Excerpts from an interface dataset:
────────────────────────────────────────

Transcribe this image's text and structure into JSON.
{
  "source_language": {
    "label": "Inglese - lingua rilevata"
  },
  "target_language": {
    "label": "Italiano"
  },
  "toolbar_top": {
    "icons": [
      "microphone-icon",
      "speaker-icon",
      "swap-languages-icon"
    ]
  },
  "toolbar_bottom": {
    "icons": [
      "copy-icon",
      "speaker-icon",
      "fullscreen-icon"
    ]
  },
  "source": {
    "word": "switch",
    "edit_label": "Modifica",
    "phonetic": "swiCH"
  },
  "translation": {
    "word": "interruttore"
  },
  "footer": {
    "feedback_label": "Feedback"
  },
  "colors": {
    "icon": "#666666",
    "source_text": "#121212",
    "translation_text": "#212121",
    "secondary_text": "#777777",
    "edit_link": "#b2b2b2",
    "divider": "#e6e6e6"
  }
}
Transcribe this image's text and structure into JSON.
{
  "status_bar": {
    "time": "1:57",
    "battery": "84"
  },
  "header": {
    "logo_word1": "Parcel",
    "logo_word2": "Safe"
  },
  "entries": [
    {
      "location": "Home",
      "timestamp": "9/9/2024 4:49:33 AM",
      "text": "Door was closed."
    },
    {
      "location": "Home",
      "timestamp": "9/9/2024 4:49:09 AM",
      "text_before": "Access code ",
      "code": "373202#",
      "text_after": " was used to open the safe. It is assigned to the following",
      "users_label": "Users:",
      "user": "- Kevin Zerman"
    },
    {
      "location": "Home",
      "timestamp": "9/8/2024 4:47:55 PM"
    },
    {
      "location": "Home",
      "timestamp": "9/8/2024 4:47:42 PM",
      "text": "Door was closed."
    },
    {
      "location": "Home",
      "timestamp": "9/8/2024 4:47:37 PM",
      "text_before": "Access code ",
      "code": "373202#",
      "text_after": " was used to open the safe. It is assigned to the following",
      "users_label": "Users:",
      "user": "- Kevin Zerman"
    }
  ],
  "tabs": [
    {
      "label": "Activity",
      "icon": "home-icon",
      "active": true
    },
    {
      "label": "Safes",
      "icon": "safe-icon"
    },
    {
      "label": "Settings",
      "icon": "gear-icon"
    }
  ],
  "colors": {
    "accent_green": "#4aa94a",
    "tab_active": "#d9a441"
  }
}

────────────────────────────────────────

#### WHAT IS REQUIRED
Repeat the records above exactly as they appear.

#### YOUR SOLUTION
Transcribe this image's text and structure into JSON.
{
  "source_language": {
    "label": "Inglese - lingua rilevata"
  },
  "target_language": {
    "label": "Italiano"
  },
  "toolbar_top": {
    "icons": [
      "microphone-icon",
      "speaker-icon",
      "swap-languages-icon"
    ]
  },
  "toolbar_bottom": {
    "icons": [
      "copy-icon",
      "speaker-icon",
      "fullscreen-icon"
    ]
  },
  "source": {
    "word": "switch",
    "edit_label": "Modifica",
    "phonetic": "swiCH"
  },
  "translation": {
    "word": "interruttore"
  },
  "footer": {
    "feedback_label": "Feedback"
  },
  "colors": {
    "icon": "#666666",
    "source_text": "#121212",
    "translation_text": "#212121",
    "secondary_text": "#777777",
    "edit_link": "#b2b2b2",
    "divider": "#e6e6e6"
  }
}
Transcribe this image's text and structure into JSON.
{
  "status_bar": {
    "time": "1:57",
    "battery": "84"
  },
  "header": {
    "logo_word1": "Parcel",
    "logo_word2": "Safe"
  },
  "entries": [
    {
      "location": "Home",
      "timestamp": "9/9/2024 4:49:33 AM",
      "text": "Door was closed."
    },
    {
      "location": "Home",
      "timestamp": "9/9/2024 4:49:09 AM",
      "text_before": "Access code ",
      "code": "373202#",
      "text_after": " was used to open the safe. It is assigned to the following",
      "users_label": "Users:",
      "user": "- Kevin Zerman"
    },
    {
      "location": "Home",
      "timestamp": "9/8/2024 4:47:55 PM"
    },
    {
      "location": "Home",
      "timestamp": "9/8/2024 4:47:42 PM",
      "text": "Door was closed."
    },
    {
      "location": "Home",
      "timestamp": "9/8/2024 4:47:37 PM",
      "text_before": "Access code ",
      "code": "373202#",
      "text_after": " was used to open the safe. It is assigned to the following",
      "users_label": "Users:",
      "user": "- Kevin Zerman"
    }
  ],
  "tabs": [
    {
      "label": "Activity",
      "icon": "home-icon",
      "active": true
    },
    {
      "label": "Safes",
      "icon": "safe-icon"
    },
    {
      "label": "Settings",
      "icon": "gear-icon"
    }
  ],
  "colors": {
    "accent_green": "#4aa94a",
    "tab_active": "#d9a441"
  }
}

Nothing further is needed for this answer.